In these circumstances, we find that the RD's decision does not warrant review under section 2422.31(c)(3)(i) of the Authority's Regulations. We, therefore, deny the Agency's application. [n5]
The Agency's application for review of the RD's Decision and Order is denied.
Footnote # 1 for 56 FLRA No. 97
(11) "management official" means an individual employed by an agency in a position the duties and responsibilities of which require or authorize the individual to formulate, determine or influence the policies of the agency[.]
Footnote # 2 for 56 FLRA No. 97
INCLUDED: All Immigration Judges employed by the Immigration and Naturalization Service thoughout the United States.
EXCLUDED: All other professional and nonprofessional employees, employees engaged in Federal personnel work in other than a purely clerical capacity, management officials, and supervisors and guards as defined in the Order.RD's Decision at 2.
Footnote # 3 for 56 FLRA No. 97
The EOIR and the INS are separate components of the Department of Justice. The INS is charged with enforcing the nation's immigration laws, while the EOIR is charged with interpreting these laws and conducting administrative hearings and appellate reviews on a wide variety of immigration issues. See Union's Post-hearing brief, Exhibit A.
Footnote # 4 for 56 FLRA No. 97
In 1982, the position was reclassified as a GS-905-Attorney and, in 1998, the Office of Personnel Management authorized the title of the classified position to be changed from Attorney/Advisor to Immigration Judge.
Footnote # 5 for 56 FLRA No. 97
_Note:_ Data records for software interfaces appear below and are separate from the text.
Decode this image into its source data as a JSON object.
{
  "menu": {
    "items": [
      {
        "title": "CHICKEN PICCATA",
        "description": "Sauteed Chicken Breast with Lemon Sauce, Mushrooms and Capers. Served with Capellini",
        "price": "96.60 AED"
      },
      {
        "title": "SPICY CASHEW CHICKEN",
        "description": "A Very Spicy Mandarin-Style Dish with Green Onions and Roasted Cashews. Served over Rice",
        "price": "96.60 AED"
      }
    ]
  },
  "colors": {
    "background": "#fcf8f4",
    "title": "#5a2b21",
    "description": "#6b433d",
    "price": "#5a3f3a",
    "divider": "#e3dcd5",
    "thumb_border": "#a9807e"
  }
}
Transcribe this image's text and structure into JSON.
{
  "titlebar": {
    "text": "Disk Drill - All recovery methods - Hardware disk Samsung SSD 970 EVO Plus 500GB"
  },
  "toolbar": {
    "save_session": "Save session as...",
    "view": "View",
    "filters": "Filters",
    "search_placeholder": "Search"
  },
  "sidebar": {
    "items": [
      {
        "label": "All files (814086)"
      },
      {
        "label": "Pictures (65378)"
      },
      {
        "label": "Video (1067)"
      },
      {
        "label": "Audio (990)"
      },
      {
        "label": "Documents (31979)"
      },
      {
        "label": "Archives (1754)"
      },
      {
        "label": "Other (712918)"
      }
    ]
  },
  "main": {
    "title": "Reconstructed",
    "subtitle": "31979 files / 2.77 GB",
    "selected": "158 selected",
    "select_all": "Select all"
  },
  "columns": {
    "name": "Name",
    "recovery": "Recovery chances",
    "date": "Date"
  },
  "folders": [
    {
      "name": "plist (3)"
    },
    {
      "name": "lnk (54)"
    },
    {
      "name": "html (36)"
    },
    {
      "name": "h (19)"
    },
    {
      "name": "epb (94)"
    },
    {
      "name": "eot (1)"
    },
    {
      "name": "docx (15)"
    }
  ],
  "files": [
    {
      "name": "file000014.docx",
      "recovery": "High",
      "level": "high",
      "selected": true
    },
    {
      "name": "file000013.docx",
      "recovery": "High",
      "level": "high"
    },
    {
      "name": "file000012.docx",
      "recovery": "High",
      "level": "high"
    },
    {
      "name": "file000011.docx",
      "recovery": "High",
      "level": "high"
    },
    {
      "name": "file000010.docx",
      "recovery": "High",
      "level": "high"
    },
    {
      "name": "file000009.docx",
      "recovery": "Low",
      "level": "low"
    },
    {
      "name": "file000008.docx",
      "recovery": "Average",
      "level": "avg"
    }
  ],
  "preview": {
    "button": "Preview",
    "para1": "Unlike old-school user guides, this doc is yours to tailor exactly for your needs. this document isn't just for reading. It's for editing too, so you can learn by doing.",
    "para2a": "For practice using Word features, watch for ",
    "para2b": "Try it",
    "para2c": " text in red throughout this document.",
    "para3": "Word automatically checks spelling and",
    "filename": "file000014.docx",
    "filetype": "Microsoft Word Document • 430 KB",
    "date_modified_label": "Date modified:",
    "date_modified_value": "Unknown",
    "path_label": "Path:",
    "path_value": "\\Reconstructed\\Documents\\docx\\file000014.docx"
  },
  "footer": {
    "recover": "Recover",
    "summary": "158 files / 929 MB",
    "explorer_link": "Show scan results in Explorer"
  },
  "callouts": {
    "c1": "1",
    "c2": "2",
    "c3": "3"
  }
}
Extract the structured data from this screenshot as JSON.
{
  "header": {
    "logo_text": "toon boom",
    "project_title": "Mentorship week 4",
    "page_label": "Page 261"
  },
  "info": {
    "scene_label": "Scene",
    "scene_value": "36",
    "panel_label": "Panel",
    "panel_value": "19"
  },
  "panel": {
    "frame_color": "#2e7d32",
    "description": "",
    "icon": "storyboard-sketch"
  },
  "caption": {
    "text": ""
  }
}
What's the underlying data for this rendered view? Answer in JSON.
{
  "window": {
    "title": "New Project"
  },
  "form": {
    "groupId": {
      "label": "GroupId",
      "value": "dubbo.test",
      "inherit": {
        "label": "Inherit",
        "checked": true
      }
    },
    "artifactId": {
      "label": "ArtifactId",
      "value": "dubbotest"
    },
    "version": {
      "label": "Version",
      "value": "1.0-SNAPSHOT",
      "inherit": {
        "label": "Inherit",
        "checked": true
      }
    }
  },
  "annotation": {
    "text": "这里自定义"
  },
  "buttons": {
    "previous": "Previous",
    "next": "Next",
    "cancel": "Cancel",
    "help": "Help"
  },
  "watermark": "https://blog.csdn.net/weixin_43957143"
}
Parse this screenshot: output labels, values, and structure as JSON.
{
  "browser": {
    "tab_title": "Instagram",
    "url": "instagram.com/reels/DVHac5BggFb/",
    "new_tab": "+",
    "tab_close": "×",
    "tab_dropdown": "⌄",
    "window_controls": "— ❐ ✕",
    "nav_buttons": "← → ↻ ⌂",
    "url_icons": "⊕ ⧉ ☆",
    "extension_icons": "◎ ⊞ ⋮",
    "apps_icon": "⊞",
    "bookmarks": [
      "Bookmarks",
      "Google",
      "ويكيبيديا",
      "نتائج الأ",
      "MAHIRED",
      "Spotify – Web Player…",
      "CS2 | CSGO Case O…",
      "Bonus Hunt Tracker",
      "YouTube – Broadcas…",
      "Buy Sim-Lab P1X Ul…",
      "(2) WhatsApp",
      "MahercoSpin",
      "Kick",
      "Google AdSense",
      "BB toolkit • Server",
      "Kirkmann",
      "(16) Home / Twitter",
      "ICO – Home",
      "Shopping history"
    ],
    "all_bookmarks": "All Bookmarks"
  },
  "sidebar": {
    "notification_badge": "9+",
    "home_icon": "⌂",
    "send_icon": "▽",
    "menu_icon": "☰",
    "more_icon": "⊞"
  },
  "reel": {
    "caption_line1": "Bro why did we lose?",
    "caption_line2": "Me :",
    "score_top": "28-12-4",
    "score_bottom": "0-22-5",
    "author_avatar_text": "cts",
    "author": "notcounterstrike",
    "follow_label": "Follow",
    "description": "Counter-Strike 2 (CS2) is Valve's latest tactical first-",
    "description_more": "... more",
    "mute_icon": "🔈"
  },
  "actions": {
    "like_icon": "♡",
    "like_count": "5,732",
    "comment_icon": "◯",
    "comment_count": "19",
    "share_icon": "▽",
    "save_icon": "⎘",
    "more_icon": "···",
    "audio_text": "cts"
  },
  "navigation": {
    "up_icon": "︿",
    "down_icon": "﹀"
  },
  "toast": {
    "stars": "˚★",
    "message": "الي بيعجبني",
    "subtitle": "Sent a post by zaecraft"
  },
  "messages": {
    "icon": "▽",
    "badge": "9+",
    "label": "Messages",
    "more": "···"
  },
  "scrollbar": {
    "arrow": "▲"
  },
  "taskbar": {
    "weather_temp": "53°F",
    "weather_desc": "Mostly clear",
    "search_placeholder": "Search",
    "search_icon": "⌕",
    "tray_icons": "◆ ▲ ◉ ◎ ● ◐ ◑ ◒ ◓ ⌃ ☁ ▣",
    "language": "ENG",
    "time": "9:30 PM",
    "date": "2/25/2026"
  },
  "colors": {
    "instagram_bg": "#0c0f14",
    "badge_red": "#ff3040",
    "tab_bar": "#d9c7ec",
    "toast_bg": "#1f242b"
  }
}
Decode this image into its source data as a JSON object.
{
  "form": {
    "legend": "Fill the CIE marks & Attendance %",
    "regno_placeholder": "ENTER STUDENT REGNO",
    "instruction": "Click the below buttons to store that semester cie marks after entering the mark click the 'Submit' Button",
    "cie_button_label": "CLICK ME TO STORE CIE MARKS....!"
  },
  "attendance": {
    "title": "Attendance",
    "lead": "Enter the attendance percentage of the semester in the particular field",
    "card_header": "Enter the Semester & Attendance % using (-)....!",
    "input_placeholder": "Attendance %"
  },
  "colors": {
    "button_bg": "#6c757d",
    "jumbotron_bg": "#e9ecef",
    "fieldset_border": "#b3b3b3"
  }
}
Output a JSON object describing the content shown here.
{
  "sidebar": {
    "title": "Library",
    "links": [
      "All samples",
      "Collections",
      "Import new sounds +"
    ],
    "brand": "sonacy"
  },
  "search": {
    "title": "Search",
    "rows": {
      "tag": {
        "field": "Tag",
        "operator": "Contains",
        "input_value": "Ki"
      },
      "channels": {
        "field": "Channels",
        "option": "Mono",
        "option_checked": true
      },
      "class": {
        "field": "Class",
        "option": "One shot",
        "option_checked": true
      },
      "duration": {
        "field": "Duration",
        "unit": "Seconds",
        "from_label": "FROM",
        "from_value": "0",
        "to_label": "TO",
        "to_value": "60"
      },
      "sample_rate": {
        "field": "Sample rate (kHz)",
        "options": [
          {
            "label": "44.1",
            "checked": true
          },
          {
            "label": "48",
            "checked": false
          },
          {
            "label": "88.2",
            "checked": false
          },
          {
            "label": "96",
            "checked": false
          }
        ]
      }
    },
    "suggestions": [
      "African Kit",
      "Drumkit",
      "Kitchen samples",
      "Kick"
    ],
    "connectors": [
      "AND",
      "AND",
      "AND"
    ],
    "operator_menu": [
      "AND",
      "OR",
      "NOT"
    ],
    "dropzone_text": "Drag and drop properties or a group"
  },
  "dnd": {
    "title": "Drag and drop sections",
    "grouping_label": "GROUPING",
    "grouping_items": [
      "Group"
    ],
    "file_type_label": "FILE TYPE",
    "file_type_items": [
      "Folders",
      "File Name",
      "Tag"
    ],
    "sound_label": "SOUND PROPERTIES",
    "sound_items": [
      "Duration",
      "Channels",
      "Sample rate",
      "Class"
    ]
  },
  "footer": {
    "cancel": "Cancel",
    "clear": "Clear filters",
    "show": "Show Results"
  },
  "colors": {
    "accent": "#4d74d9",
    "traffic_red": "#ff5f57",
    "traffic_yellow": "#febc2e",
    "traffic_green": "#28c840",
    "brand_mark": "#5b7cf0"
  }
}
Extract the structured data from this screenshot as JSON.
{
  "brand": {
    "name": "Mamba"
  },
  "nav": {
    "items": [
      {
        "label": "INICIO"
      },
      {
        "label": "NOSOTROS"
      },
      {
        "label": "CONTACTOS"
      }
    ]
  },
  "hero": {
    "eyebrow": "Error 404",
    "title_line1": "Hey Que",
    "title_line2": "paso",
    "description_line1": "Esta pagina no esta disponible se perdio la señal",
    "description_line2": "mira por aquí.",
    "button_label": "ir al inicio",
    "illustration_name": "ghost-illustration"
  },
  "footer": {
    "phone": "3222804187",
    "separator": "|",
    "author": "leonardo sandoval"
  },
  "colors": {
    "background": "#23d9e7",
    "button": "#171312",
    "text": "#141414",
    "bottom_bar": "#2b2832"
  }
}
In arriving at our decision, we have not considered the portions of the Union's opposition concerning the Agency's refusal to bargain to which the Agency objected. We, therefore, find it unnecessary to rule on the Agency's motion to strike. See, e.g., American Federation of Government Employees, Local 1857, AFL-CIO, 44 FLRA 959, 969 n.5 (1992).